The golden gaming years

The evidence for increased participation in gaming can be seen in assisted living communities across North America. In many of these facilities, chess and checker boards gather dust as older adults flock to gaming systems such as the Wii. The Wii requires gamers to get up and move: by mimicking the motions of sports such as tennis or bowling, older adults get exercise while socializing. The physical benefits are undeniable, with some studies finding that motion gaming can improve balance and help prevent falls.

Psychological benefits

However, psychological benefits are coming to light through research as well. One study looked at two control groups over a span of 10 weeks: the first played the Wii for an hour a week, while the second watched TV instead. The Wii group reported decreased loneliness and a more positive mood. One gentleman even took his old bowling trophies to the gaming session. For him, playing the Wii was a way of recapturing the fun of the past.

The psychological benefits of gaming are not limited to motion-based games, which admittedly are not entirely suitable for older adults with limited mobility. Fortunately, it seems that any sort of digital gaming promotes positivity. Research from North Carolina State University found that adults aged 63 and older reported higher levels of well-being and self-esteem by playing everything from online solitaire to crosswords to sudoku.

Cognitive workout

But why stop there? While playing poker on the internet or bowling on the Wii is good fun, this type of game is just a crossover of an analog game to a digital equivalent. Most older adults are so familiar with the rules, they could play blindfolded. Learning new rules and figuring out new abstractions is what really provides a cognitive boost.

For example, in one study, almost 700 subjects were divided into two age groups, 50 to 64 and over 65. Members of each group worked on a crossword puzzle or played a video game called Road Tour. A year later, testing revealed that the video gamers in both age groups had improvements in memory, attention, problem-solving skills, and perception.

The underlying physiological processes behind these improvements were considered in a paper on the cognitive benefits of computer games for older adults. The key lies in brain plasticity—challenging yourself repeatedly with an information-rich activity will actually reorganize your brain and improve your performance.

You could train your brain in this way by learning to play the piano or navigating through a foreign city, but games provide additional benefits. In the same way that weight training strengthens muscles, gaming generates a potent combination of concentration and reward (through surges of neurotransmitters such as dopamine) that strengthen neural circuits. As an added bonus: gaming is just plain fun.

So, what are you waiting for?

If you’re an older adult, now is a great time to start gaming. As interest in gaming gains momentum, technologists are exploring how to tailor game design to older users. New ways of interacting with computers and tablets, such as touch-screen displays, natural language voice recognition, and gesture-recognition technology, are making gaming more simple and intuitive than ever. And with integration into social media, games are becoming more social too.

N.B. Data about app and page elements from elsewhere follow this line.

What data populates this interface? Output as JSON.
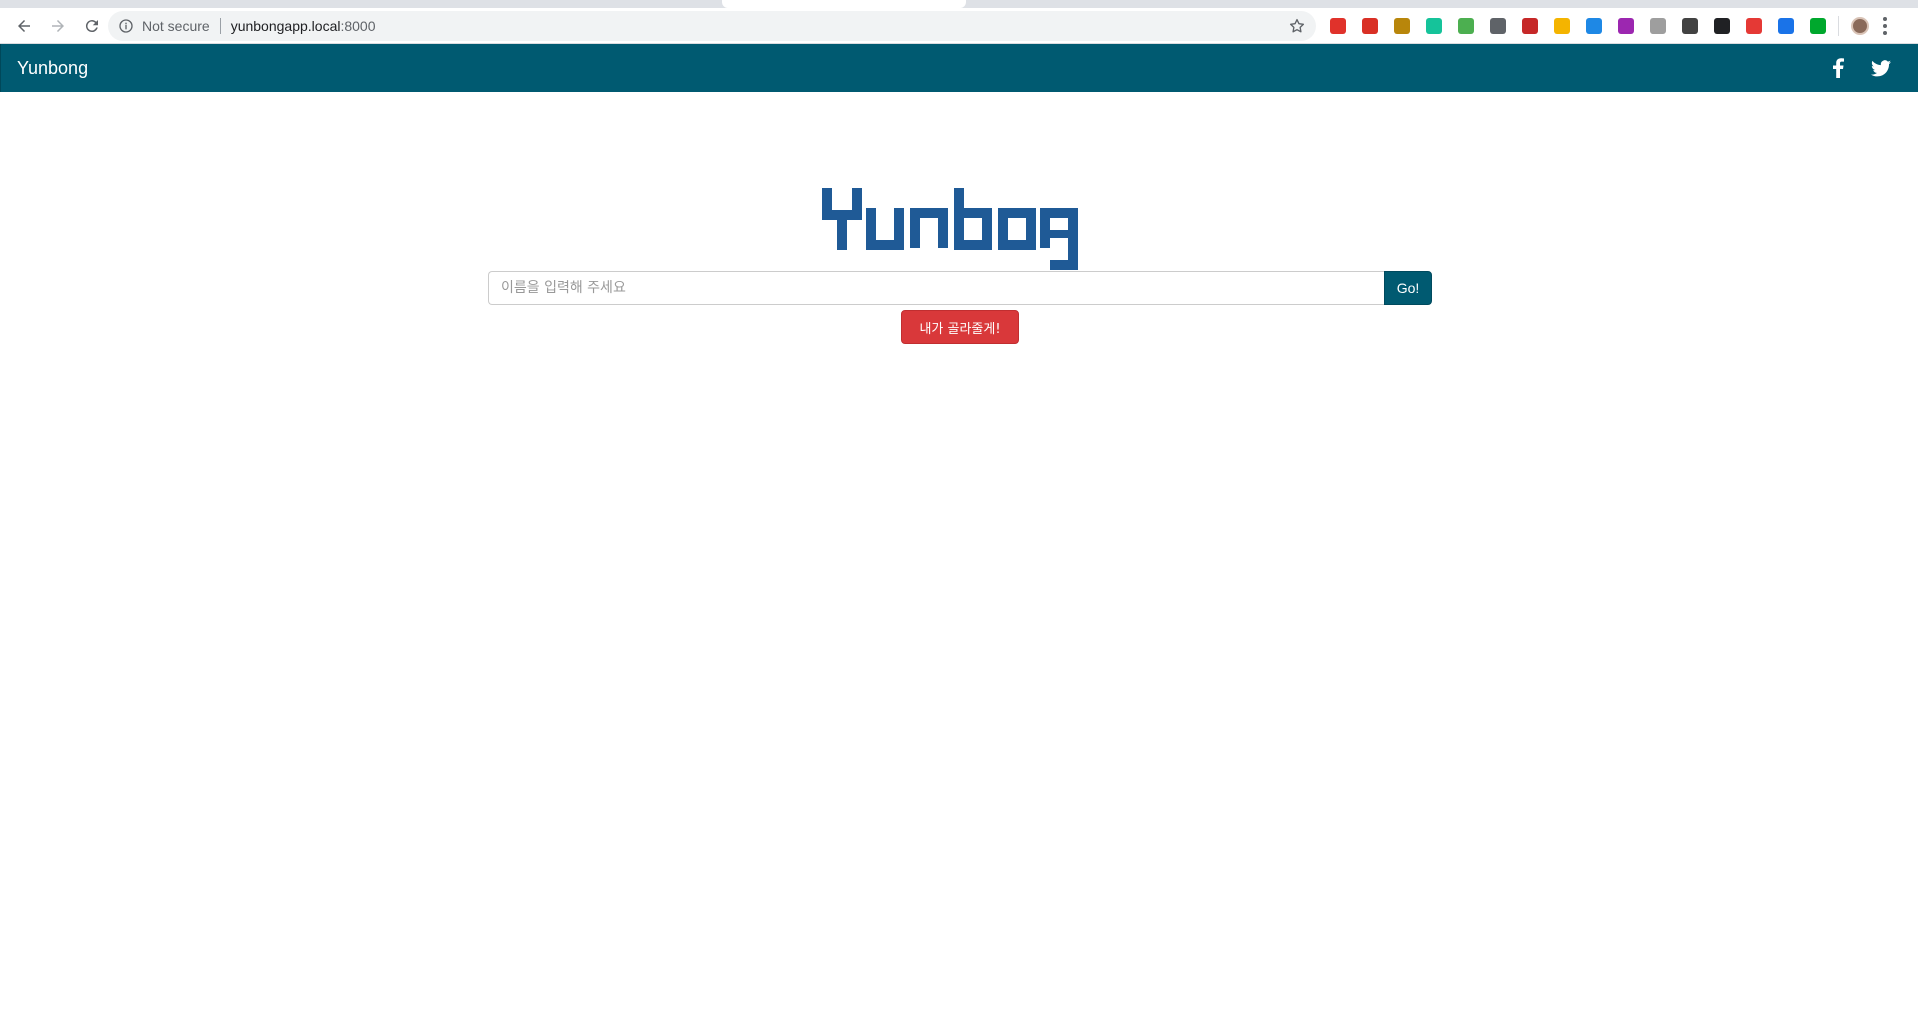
{
  "browser": {
    "security_label": "Not secure",
    "url_host": "yunbongapp.local",
    "url_port": ":8000",
    "extensions": [
      {
        "name": "opera-ext-icon",
        "color": "#e0322b"
      },
      {
        "name": "red-book-ext-icon",
        "color": "#d93025"
      },
      {
        "name": "shield-ext-icon",
        "color": "#b8860b"
      },
      {
        "name": "grammarly-ext-icon",
        "color": "#15c39a"
      },
      {
        "name": "mail-ext-icon",
        "color": "#4caf50"
      },
      {
        "name": "clip-ext-icon",
        "color": "#5f6368"
      },
      {
        "name": "chart-ext-icon",
        "color": "#c62828"
      },
      {
        "name": "bulb-ext-icon",
        "color": "#f4b400"
      },
      {
        "name": "eye-ext-icon",
        "color": "#1e88e5"
      },
      {
        "name": "color-wheel-ext-icon",
        "color": "#9c27b0"
      },
      {
        "name": "grey-ext-icon",
        "color": "#9e9e9e"
      },
      {
        "name": "dark-ext-icon",
        "color": "#424242"
      },
      {
        "name": "glasses-ext-icon",
        "color": "#202124"
      },
      {
        "name": "rainbow-ext-icon",
        "color": "#e53935"
      },
      {
        "name": "hash-ext-icon",
        "color": "#1a73e8"
      },
      {
        "name": "evernote-ext-icon",
        "color": "#00a82d"
      }
    ]
  },
  "navbar": {
    "brand": "Yunbong",
    "bg_color": "#005a71"
  },
  "main": {
    "logo_text": "Yunbong",
    "logo_color": "#1f5a96",
    "search_placeholder": "이름을 입력해 주세요",
    "go_label": "Go!",
    "random_label": "내가 골라줄게!"
  }
}
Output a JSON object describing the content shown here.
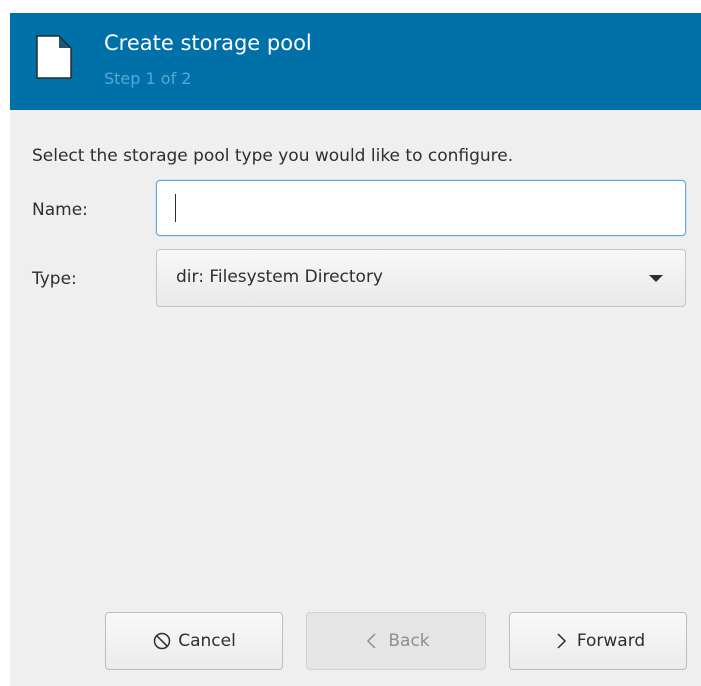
{
  "dialog": {
    "title": "Create storage pool",
    "step": "Step 1 of 2",
    "icon": "document-icon",
    "header_color": "#0070a9"
  },
  "form": {
    "instruction": "Select the storage pool type you would like to configure.",
    "name_label": "Name:",
    "name_value": "",
    "type_label": "Type:",
    "type_selected": "dir: Filesystem Directory"
  },
  "buttons": {
    "cancel": {
      "label": "Cancel",
      "icon": "cancel-icon",
      "enabled": true
    },
    "back": {
      "label": "Back",
      "icon": "chevron-left-icon",
      "enabled": false
    },
    "forward": {
      "label": "Forward",
      "icon": "chevron-right-icon",
      "enabled": true
    }
  }
}
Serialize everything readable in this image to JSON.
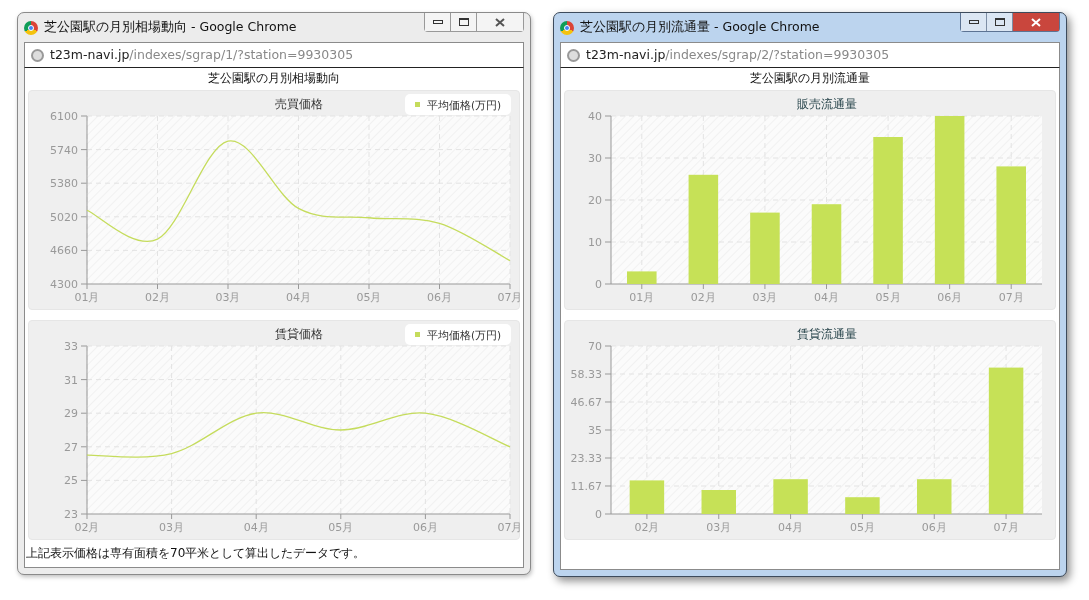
{
  "windows": [
    {
      "title": "芝公園駅の月別相場動向 - Google Chrome",
      "active": false,
      "url_host": "t23m-navi.jp",
      "url_path": "/indexes/sgrap/1/?station=9930305",
      "page_title": "芝公園駅の月別相場動向",
      "charts": [
        {
          "chart_data": {
            "type": "line",
            "title": "売買価格",
            "categories": [
              "01月",
              "02月",
              "03月",
              "04月",
              "05月",
              "06月",
              "07月"
            ],
            "series": [
              {
                "name": "平均価格(万円)",
                "color": "#c5dc5c",
                "values": [
                  5090,
                  4780,
                  5830,
                  5110,
                  5010,
                  4950,
                  4550
                ]
              }
            ],
            "ylim": [
              4300,
              6100
            ],
            "yticks": [
              4300,
              4660,
              5020,
              5380,
              5740,
              6100
            ],
            "grid": true
          }
        },
        {
          "chart_data": {
            "type": "line",
            "title": "賃貸価格",
            "categories": [
              "02月",
              "03月",
              "04月",
              "05月",
              "06月",
              "07月"
            ],
            "series": [
              {
                "name": "平均価格(万円)",
                "color": "#c5dc5c",
                "values": [
                  26.5,
                  26.6,
                  29,
                  28,
                  29,
                  27
                ]
              }
            ],
            "ylim": [
              23,
              33
            ],
            "yticks": [
              23,
              25,
              27,
              29,
              31,
              33
            ],
            "grid": true
          }
        }
      ],
      "footnote": "上記表示価格は専有面積を70平米として算出したデータです。"
    },
    {
      "title": "芝公園駅の月別流通量 - Google Chrome",
      "active": true,
      "url_host": "t23m-navi.jp",
      "url_path": "/indexes/sgrap/2/?station=9930305",
      "page_title": "芝公園駅の月別流通量",
      "charts": [
        {
          "chart_data": {
            "type": "bar",
            "title": "販売流通量",
            "categories": [
              "01月",
              "02月",
              "03月",
              "04月",
              "05月",
              "06月",
              "07月"
            ],
            "series": [
              {
                "color": "#c6e157",
                "values": [
                  3,
                  26,
                  17,
                  19,
                  35,
                  40,
                  28
                ]
              }
            ],
            "ylim": [
              0,
              40
            ],
            "yticks": [
              0,
              10,
              20,
              30,
              40
            ],
            "grid": true
          }
        },
        {
          "chart_data": {
            "type": "bar",
            "title": "賃貸流通量",
            "categories": [
              "02月",
              "03月",
              "04月",
              "05月",
              "06月",
              "07月"
            ],
            "series": [
              {
                "color": "#c6e157",
                "values": [
                  14,
                  10,
                  14.5,
                  7,
                  14.5,
                  61
                ]
              }
            ],
            "ylim": [
              0,
              70
            ],
            "yticks": [
              0,
              11.67,
              23.33,
              35,
              46.67,
              58.33,
              70
            ],
            "grid": true
          }
        }
      ]
    }
  ]
}
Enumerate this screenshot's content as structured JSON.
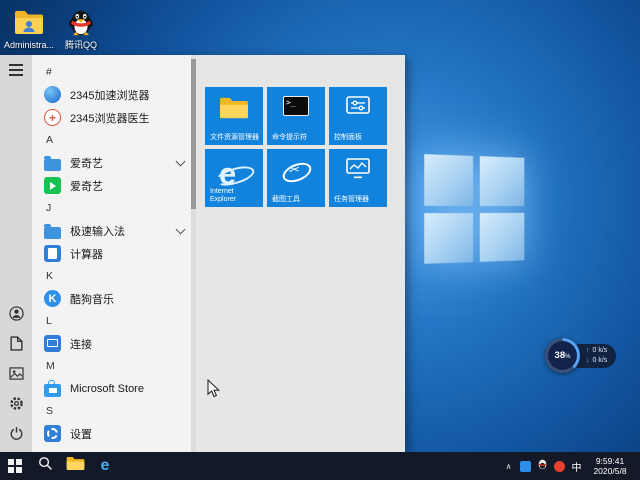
{
  "desktop": {
    "icons": [
      {
        "label": "Administra...",
        "icon": "user-folder-icon"
      },
      {
        "label": "腾讯QQ",
        "icon": "qq-penguin-icon"
      }
    ]
  },
  "start_menu": {
    "rail_icons": [
      "hamburger-menu-icon",
      "user-avatar-icon",
      "documents-icon",
      "pictures-icon",
      "settings-gear-icon",
      "power-icon"
    ],
    "app_list": [
      {
        "type": "header",
        "label": "#"
      },
      {
        "type": "app",
        "label": "2345加速浏览器",
        "icon": "2345-browser-icon"
      },
      {
        "type": "app",
        "label": "2345浏览器医生",
        "icon": "browser-doctor-icon"
      },
      {
        "type": "header",
        "label": "A"
      },
      {
        "type": "folder",
        "label": "爱奇艺",
        "icon": "app-folder-icon",
        "chevron": true
      },
      {
        "type": "app",
        "label": "爱奇艺",
        "icon": "iqiyi-icon"
      },
      {
        "type": "header",
        "label": "J"
      },
      {
        "type": "folder",
        "label": "极速输入法",
        "icon": "app-folder-icon",
        "chevron": true
      },
      {
        "type": "app",
        "label": "计算器",
        "icon": "calculator-icon"
      },
      {
        "type": "header",
        "label": "K"
      },
      {
        "type": "app",
        "label": "酷狗音乐",
        "icon": "kugou-music-icon"
      },
      {
        "type": "header",
        "label": "L"
      },
      {
        "type": "app",
        "label": "连接",
        "icon": "connect-icon"
      },
      {
        "type": "header",
        "label": "M"
      },
      {
        "type": "app",
        "label": "Microsoft Store",
        "icon": "microsoft-store-icon"
      },
      {
        "type": "header",
        "label": "S"
      },
      {
        "type": "app",
        "label": "设置",
        "icon": "settings-gear-icon"
      }
    ],
    "tiles": [
      {
        "label": "文件资源管理器",
        "icon": "file-explorer-folder-icon"
      },
      {
        "label": "命令提示符",
        "icon": "command-prompt-icon"
      },
      {
        "label": "控制面板",
        "icon": "control-panel-icon"
      },
      {
        "label": "Internet Explorer",
        "icon": "internet-explorer-icon"
      },
      {
        "label": "截图工具",
        "icon": "snipping-tool-icon"
      },
      {
        "label": "任务管理器",
        "icon": "task-manager-icon"
      }
    ]
  },
  "speed_widget": {
    "percent": "38",
    "unit": "%",
    "upload": "0 k/s",
    "download": "0 k/s"
  },
  "taskbar": {
    "ime": "中",
    "clock": {
      "time": "9:59:41",
      "date": "2020/5/8"
    }
  },
  "colors": {
    "accent_blue": "#1283dc",
    "taskbar_bg": "#141927",
    "desktop_blue": "#2173c0",
    "tile_blue": "#1283dc"
  }
}
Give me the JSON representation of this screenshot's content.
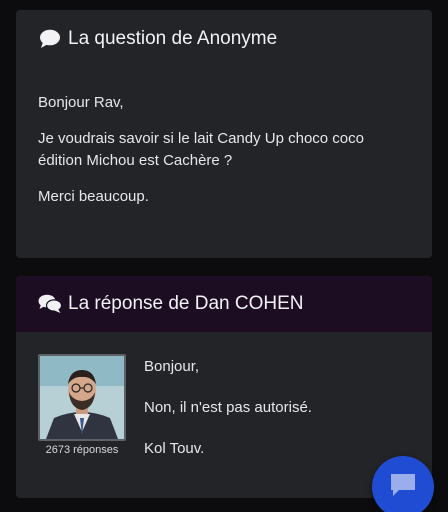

You could play a game with your grandchild online and be the coolest grandparent around. But when you win, try to resist the temptation to boast about it on Facebook—even though you’re grinning from ear to ear. Ready to play?

Here are some game genres older adults will enjoy:

Type of game Description Example Gaming system
concentration training test your knowledge through mental challenges and quizzes Brain Age Nintendo DS/3DS
strategy manage people, marshal resources, and build things SimCity multiple
puzzle develop logic, improve hand-eye coordination, and have fun Tetris multiple
motion-based work on balance while socializing Wii Sports Nintendo Wii


Please enter your comment!
Please enter your name here